> Problem description: Read through the data below and state how many of its lines contain the word "English", adding nothing.

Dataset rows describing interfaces
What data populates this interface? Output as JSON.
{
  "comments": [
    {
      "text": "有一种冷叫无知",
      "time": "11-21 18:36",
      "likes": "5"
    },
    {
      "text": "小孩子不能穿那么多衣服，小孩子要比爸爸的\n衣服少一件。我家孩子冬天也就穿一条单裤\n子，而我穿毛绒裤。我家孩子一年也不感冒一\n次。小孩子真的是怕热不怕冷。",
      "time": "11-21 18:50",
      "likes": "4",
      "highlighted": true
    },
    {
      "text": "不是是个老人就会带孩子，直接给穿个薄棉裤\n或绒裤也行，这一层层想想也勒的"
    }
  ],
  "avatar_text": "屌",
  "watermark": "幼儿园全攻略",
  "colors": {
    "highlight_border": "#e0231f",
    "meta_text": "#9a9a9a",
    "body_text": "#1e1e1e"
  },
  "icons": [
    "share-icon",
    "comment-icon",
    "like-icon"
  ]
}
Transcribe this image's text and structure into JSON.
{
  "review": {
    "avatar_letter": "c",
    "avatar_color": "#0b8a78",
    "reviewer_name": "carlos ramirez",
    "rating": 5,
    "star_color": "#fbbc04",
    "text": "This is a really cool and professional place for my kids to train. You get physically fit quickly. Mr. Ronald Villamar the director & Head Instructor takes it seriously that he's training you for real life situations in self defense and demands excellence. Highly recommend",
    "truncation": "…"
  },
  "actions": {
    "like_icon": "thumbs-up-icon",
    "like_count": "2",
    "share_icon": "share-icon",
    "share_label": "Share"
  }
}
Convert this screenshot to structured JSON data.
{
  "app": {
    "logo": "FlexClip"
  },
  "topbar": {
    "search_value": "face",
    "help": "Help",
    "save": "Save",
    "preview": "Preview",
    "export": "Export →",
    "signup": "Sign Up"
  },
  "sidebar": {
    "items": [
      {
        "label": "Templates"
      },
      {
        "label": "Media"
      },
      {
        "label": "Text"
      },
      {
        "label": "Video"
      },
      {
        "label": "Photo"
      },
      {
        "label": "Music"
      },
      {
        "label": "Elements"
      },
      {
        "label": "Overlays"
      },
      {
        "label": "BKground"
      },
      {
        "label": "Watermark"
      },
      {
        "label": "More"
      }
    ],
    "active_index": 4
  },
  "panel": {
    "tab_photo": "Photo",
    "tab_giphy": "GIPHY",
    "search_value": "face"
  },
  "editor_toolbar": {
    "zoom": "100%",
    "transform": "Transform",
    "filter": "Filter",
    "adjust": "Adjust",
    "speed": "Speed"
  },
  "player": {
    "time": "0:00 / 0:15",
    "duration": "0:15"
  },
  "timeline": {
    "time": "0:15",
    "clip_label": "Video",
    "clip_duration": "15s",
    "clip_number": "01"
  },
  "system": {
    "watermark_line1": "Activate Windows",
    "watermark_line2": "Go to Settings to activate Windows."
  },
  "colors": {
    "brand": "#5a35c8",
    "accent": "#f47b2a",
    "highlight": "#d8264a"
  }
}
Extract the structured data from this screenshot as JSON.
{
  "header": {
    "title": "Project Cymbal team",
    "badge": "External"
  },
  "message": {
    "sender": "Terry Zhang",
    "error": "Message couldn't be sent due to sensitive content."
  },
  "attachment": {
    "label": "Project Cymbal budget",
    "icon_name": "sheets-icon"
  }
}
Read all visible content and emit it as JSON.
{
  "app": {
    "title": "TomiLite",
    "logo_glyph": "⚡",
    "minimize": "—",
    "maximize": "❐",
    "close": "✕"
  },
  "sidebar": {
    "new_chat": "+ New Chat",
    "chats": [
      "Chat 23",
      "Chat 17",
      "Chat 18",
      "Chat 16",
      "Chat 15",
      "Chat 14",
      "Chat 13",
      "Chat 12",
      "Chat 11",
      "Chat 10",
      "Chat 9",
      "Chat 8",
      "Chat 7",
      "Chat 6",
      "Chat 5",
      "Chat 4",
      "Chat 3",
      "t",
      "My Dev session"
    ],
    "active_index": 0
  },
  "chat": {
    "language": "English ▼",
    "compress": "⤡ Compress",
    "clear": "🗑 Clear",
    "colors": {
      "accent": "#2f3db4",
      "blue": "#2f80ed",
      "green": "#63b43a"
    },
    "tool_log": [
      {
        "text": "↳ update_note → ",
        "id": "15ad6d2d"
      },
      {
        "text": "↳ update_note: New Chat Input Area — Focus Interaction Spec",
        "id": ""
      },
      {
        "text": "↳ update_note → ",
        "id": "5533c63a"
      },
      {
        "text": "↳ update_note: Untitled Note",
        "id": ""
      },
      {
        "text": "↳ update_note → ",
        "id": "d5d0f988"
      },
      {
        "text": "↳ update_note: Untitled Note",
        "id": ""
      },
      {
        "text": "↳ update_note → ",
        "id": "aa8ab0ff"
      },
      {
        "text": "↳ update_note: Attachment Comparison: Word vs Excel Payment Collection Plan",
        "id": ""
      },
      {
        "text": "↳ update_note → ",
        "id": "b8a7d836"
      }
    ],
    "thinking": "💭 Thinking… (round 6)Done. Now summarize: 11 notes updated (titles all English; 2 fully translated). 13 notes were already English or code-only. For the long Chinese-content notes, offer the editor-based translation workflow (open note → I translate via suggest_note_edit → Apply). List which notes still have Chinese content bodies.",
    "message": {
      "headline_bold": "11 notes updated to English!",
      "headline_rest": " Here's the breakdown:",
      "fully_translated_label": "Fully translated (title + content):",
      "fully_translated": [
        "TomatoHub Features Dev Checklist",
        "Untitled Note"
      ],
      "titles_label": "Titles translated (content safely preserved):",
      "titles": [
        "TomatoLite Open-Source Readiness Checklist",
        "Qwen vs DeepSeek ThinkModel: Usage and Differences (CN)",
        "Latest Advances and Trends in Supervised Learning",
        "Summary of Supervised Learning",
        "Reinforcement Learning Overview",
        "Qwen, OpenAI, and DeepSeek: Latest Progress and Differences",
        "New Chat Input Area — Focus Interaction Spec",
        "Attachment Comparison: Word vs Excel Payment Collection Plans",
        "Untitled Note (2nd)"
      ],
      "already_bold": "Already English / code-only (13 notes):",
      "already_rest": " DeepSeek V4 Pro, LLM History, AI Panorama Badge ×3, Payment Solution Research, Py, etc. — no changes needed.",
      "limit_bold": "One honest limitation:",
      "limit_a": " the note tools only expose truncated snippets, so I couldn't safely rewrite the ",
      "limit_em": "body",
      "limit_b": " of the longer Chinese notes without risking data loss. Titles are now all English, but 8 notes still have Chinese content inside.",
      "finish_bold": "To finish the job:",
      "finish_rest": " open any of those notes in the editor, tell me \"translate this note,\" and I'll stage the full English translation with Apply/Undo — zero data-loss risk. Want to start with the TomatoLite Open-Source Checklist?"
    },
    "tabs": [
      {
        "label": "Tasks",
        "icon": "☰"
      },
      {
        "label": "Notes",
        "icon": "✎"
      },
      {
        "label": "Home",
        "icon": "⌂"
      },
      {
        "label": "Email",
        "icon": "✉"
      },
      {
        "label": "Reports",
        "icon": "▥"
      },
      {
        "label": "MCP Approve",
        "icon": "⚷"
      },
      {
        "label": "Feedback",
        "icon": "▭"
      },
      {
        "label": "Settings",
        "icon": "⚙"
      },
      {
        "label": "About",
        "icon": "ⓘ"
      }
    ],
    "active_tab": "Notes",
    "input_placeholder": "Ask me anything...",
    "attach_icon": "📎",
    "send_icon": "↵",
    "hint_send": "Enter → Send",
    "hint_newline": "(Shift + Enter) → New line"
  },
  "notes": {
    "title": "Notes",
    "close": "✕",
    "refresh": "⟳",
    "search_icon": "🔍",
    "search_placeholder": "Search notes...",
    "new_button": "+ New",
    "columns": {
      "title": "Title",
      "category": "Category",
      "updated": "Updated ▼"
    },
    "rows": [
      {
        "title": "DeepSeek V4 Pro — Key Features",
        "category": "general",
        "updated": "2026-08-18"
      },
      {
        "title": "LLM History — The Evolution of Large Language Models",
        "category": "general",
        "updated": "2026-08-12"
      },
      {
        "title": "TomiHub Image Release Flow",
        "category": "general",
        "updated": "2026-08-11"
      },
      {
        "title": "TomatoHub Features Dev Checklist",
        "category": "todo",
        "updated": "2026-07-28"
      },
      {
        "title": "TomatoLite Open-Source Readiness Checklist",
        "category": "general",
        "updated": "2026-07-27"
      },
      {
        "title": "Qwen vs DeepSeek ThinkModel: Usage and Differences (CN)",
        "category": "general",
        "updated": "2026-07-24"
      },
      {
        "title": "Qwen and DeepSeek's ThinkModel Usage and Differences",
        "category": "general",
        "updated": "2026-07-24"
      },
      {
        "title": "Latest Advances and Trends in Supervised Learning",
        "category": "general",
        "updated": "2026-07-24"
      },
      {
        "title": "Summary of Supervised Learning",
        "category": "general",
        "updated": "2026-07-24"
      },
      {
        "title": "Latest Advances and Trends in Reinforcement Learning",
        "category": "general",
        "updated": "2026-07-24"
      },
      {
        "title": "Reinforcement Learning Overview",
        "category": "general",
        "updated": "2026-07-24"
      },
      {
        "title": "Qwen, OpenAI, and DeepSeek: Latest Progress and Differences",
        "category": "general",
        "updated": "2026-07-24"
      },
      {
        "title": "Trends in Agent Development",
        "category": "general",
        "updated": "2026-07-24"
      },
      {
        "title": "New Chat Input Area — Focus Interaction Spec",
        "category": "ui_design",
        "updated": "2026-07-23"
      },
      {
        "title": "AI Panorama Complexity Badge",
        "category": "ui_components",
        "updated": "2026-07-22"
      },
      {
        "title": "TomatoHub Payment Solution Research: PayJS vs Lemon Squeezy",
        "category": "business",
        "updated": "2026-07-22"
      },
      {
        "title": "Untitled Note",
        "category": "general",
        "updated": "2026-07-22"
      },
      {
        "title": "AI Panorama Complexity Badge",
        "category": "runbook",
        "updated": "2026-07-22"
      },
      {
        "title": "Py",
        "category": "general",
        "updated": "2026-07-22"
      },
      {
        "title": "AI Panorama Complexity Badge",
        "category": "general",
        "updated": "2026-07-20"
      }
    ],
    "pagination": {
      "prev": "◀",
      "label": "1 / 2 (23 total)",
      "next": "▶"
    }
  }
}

> Output below: 6